Bush used the press conference to speak forcefully to Israel: "Israel should not undertake any activity that contravenes Road Map obligations or prejudice final status negotiations with regard to Gaza, the West Bank and Jerusalem. Therefore, Israel must remove unauthorized outposts and stop settlement expansion. The barrier being erected by Israel as a part of its security effort must be a security, rather than political, barrier. And its route should take into account, consistent with security needs, its impact on Palestinians not engaged in terrorist activities. As we make progress toward security, and in accordance with the Road Map, Israeli forces should withdraw to their positions on September the 28th, 2000. Any final status agreement must be reached between the two parties, and changes to the 1949 Armistice lines must be mutually agreed to. A viable two-state solution must ensure contiguity of the West Bank, and a state of scattered territories will not work. There must also be meaningful linkages between the West Bank and Gaza. This is the position of the United States today, it will be the position of the United States at the time of final status negotiations."

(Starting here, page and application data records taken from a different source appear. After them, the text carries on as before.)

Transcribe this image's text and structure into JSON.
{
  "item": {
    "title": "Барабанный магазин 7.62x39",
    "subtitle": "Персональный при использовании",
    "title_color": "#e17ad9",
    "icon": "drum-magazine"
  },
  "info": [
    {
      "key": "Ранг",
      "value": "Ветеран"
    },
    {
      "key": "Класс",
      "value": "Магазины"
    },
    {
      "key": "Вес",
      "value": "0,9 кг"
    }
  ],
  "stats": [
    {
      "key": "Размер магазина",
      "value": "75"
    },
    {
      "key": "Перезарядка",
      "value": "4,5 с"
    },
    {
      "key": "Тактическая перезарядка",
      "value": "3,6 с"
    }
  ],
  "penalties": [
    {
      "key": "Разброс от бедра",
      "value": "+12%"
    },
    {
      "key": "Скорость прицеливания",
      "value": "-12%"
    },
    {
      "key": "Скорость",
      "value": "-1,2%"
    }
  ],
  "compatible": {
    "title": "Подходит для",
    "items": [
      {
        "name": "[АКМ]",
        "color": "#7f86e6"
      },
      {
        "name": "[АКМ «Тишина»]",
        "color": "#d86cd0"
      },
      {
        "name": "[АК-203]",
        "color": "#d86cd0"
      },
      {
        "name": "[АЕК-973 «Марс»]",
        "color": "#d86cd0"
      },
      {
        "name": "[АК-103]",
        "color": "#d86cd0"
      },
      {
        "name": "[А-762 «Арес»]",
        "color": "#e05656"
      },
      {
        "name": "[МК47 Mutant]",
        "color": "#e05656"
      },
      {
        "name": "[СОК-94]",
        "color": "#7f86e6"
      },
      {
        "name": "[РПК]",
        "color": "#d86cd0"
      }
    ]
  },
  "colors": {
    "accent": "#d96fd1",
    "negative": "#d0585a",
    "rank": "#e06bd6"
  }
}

In referring to Israel's Road Map commitments, Bush ignored the fact that the Israeli Government attached 14 reservations to its acceptance of the plan. Two years ago, on May 25, 2003, the Cabinet resolved at the end of a stormy six-hour meeting that "the implementation of the Road Map plan will take place contingent upon the 14 comments that Israel submitted to the Americans."

Though Sharon himself said at the time that these are "red lines beyond which we cannot and will not withdraw," he does not mention them in his public references to the Road Map plan.

Among the reservations are the following points: "There must be no terrorism during the process. The Palestinians will dismantle the existing security organizations and will form new organizations to combat terror, violence and incitement. Full performance will be a condition for progress between phases and for progress within phases. The first condition for progress will be the complete cessation of terror, violence and incitement. Progress between phases will come only following the full implementation of the preceding phase."

In addition to Ehud Olmert, the Prime Minister’s Office also issued a calming message today (Friday). "The Palestinians received no new promises, and nothing was said that harms Israel," it said.

Olmert said that the U.S. has always supported territorial contiguity for a PA state, but that in any event, "we cannot begin negotiations on the Road Map Plan before terrorism stops totally, democracy comes and the incitement ends." This appeared to contradict Bush's demands as expressed yesterday.

Bush also said he had asked his Secretary of State Condoleeza Rice to travel to Jerusalem and Ramallah "before the beginning of the Israeli withdrawal [to] consult with Israelis and Palestinians on the disengagement, their shared commitments and the way back on the Road Map."

The Bush-Abbas meeting was their second in 18 months, and the first time a PA Chairman has visited the White House since Arafat met the outgoing Bill Clinton in January 2001.